● **Input**:
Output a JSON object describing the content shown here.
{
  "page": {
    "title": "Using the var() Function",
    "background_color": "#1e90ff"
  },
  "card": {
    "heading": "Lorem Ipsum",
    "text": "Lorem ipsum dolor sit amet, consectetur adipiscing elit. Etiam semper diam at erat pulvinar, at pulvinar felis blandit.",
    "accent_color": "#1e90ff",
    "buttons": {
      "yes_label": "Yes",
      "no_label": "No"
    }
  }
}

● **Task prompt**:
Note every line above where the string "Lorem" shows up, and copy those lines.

● **Solution**:
    "heading": "Lorem Ipsum",
    "text": "Lorem ipsum dolor sit amet, consectetur adipiscing elit. Etiam semper diam at erat pulvinar, at pulvinar felis blandit.",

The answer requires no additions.